• **WHAT YOU HAVE TO DO**: In the listing that follows, copy out each line that includes the word "title".

** Opening DATA PROVIDED block **

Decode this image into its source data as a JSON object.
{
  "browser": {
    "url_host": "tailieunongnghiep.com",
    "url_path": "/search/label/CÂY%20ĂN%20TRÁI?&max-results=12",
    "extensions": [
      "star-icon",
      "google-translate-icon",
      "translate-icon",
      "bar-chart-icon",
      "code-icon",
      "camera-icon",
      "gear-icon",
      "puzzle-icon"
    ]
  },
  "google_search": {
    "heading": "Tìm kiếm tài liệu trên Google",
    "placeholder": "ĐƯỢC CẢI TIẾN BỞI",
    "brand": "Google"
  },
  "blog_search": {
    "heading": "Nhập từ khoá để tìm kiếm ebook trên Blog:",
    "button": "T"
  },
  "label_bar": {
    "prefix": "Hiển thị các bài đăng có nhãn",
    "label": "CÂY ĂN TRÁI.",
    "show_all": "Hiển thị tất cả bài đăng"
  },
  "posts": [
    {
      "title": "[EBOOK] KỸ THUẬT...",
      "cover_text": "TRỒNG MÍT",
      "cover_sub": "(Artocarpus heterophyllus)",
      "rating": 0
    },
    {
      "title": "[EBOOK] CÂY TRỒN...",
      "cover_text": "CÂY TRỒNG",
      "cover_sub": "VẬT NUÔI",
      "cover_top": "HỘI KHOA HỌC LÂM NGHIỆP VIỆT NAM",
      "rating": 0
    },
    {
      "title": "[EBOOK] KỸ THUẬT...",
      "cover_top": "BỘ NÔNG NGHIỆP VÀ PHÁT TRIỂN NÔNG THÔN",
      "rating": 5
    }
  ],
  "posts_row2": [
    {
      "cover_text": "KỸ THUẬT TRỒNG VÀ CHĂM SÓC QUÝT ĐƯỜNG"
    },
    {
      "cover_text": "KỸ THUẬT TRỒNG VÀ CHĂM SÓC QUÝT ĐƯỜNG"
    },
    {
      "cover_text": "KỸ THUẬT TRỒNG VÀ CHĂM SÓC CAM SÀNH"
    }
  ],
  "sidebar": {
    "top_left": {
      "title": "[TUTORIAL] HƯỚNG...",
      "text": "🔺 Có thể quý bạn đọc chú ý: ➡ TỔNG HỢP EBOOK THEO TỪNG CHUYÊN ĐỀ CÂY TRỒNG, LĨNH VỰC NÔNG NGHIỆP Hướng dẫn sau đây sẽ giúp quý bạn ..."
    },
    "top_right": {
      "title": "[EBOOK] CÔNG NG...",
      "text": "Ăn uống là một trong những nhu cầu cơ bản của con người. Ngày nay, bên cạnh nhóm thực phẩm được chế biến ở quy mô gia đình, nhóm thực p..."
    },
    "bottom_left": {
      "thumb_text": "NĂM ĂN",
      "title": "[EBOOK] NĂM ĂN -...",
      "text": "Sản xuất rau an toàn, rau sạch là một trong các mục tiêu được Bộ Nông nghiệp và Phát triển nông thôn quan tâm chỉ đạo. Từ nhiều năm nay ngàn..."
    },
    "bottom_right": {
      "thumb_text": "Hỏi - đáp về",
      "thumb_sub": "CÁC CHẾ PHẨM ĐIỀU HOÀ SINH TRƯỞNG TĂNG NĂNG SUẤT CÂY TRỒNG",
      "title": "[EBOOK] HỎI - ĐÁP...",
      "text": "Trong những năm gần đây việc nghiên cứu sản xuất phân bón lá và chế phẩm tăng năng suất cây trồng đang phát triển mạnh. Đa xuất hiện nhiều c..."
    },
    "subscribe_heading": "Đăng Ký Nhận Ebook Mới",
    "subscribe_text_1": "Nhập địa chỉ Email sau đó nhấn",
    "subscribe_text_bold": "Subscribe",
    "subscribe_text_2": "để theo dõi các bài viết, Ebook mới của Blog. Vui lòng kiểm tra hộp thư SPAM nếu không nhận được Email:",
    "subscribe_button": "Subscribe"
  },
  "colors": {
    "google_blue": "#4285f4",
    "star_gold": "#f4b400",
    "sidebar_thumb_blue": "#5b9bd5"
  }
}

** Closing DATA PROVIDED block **

• **RESPONSE**:
      "title": "[EBOOK] KỸ THUẬT...",
      "title": "[EBOOK] CÂY TRỒN...",
      "title": "[EBOOK] KỸ THUẬT...",
      "title": "[TUTORIAL] HƯỚNG...",
      "title": "[EBOOK] CÔNG NG...",
      "title": "[EBOOK] NĂM ĂN -...",
      "title": "[EBOOK] HỎI - ĐÁP...",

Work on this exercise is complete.